TASK INSTRUCTIONS: Determine the number of lines below that contain the string "pill", and state only that number.

[Dataset rows for apps and sites]
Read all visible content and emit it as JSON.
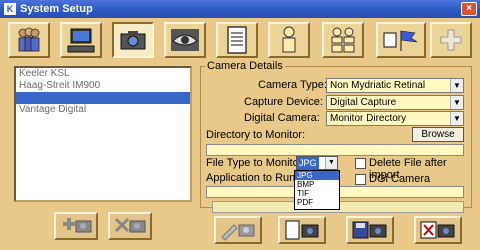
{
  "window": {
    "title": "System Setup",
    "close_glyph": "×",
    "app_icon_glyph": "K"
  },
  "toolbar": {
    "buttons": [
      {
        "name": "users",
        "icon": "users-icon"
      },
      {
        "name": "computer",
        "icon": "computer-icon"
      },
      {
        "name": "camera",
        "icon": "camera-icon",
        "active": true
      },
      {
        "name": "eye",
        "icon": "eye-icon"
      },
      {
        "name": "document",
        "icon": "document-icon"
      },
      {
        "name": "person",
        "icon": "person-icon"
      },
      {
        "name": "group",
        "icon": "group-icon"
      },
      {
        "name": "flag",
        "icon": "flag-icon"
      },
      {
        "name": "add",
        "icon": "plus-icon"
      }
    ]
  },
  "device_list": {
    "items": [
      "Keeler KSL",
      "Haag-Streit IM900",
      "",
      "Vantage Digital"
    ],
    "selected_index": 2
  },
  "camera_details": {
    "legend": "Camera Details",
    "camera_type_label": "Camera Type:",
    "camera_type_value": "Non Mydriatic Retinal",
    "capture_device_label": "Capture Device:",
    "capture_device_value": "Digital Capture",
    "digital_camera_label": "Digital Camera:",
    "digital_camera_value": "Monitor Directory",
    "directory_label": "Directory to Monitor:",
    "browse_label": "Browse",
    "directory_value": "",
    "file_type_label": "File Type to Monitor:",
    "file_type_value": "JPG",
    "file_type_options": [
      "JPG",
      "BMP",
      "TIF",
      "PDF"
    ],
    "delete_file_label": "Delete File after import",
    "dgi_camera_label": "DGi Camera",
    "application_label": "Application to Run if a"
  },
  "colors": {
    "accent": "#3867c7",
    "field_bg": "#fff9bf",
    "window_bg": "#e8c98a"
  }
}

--

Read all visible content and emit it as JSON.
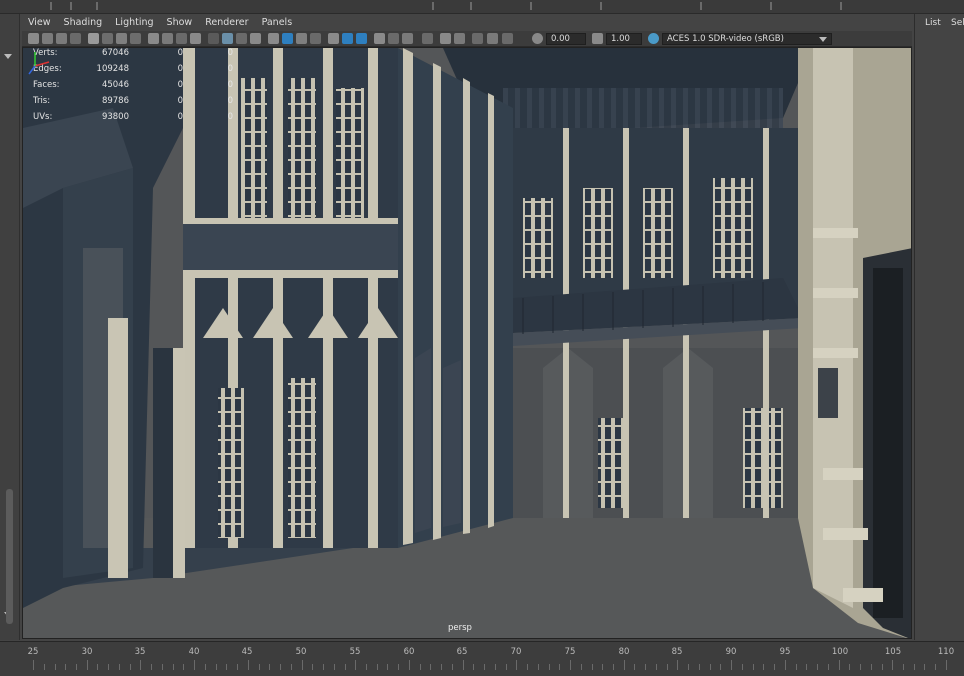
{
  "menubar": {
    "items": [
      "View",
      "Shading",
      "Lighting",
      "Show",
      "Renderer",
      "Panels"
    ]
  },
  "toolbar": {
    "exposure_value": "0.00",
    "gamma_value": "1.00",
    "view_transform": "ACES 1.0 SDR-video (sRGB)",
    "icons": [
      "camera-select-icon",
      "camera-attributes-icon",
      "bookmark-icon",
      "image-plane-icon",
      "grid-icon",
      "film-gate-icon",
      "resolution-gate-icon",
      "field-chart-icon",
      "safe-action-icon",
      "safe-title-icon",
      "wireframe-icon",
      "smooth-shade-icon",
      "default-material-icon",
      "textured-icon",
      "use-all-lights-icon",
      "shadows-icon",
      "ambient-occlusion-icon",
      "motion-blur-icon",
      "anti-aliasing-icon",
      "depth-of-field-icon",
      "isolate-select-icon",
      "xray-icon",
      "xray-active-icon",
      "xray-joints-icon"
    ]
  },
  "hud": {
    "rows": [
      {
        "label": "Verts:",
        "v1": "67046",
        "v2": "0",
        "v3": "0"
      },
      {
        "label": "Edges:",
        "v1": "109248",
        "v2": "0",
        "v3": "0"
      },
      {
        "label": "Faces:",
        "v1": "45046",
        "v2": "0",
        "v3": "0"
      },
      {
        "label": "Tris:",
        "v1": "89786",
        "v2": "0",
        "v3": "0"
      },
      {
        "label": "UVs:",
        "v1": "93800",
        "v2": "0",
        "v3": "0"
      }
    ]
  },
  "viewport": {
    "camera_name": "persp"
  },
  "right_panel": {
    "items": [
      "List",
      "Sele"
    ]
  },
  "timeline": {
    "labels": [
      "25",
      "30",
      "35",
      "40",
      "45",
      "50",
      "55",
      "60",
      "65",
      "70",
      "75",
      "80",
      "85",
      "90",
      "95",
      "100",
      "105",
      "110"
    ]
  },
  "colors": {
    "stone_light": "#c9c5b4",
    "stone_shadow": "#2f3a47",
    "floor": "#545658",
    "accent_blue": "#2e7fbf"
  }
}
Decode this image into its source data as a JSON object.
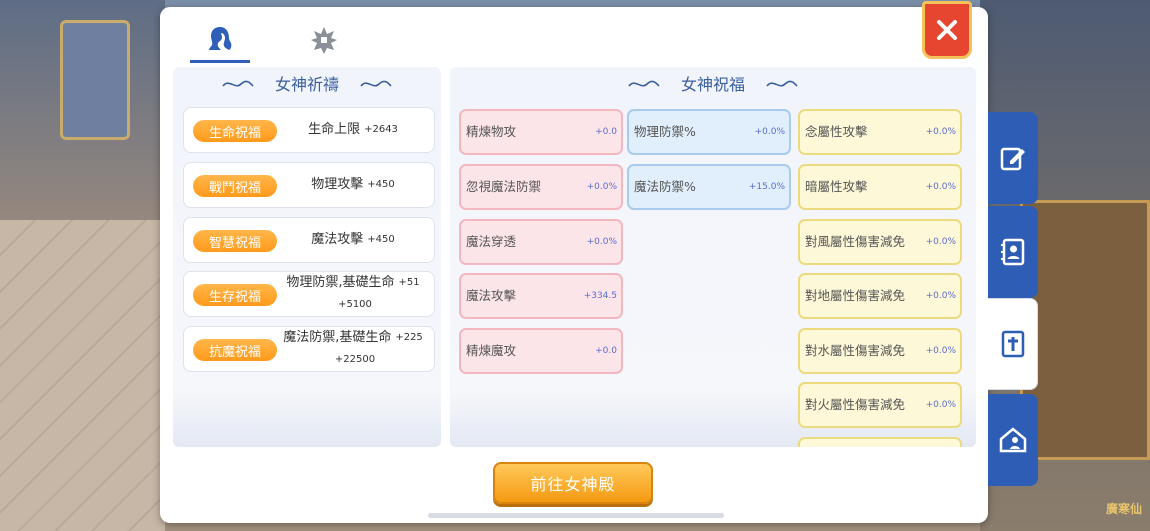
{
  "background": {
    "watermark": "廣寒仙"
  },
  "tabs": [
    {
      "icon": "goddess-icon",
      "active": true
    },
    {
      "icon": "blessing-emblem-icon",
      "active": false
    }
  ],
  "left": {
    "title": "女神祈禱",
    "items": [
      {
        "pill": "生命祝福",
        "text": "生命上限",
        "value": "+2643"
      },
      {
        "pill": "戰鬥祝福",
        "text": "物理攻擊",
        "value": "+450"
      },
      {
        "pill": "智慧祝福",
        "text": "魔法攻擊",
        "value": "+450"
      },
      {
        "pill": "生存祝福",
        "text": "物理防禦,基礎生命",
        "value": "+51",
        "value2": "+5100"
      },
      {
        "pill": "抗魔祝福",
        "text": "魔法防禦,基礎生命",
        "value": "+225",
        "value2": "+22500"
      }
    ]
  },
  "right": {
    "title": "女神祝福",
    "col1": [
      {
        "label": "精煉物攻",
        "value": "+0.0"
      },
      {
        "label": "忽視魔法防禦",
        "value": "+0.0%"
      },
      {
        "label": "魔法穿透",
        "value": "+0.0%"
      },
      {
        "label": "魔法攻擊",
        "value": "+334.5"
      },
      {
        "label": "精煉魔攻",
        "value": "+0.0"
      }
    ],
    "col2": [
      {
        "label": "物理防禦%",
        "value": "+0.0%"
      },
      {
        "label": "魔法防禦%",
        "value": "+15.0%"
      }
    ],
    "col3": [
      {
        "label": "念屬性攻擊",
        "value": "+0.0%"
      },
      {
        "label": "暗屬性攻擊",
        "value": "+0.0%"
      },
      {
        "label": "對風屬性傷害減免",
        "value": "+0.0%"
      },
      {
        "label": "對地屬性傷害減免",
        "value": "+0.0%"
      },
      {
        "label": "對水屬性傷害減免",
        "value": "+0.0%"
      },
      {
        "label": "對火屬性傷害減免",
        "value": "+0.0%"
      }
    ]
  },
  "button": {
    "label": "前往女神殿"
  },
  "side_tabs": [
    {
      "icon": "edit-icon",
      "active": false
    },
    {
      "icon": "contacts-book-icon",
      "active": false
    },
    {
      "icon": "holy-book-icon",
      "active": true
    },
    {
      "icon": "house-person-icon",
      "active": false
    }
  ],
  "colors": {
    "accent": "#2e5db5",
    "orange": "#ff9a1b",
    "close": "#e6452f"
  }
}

SOLUTION: 5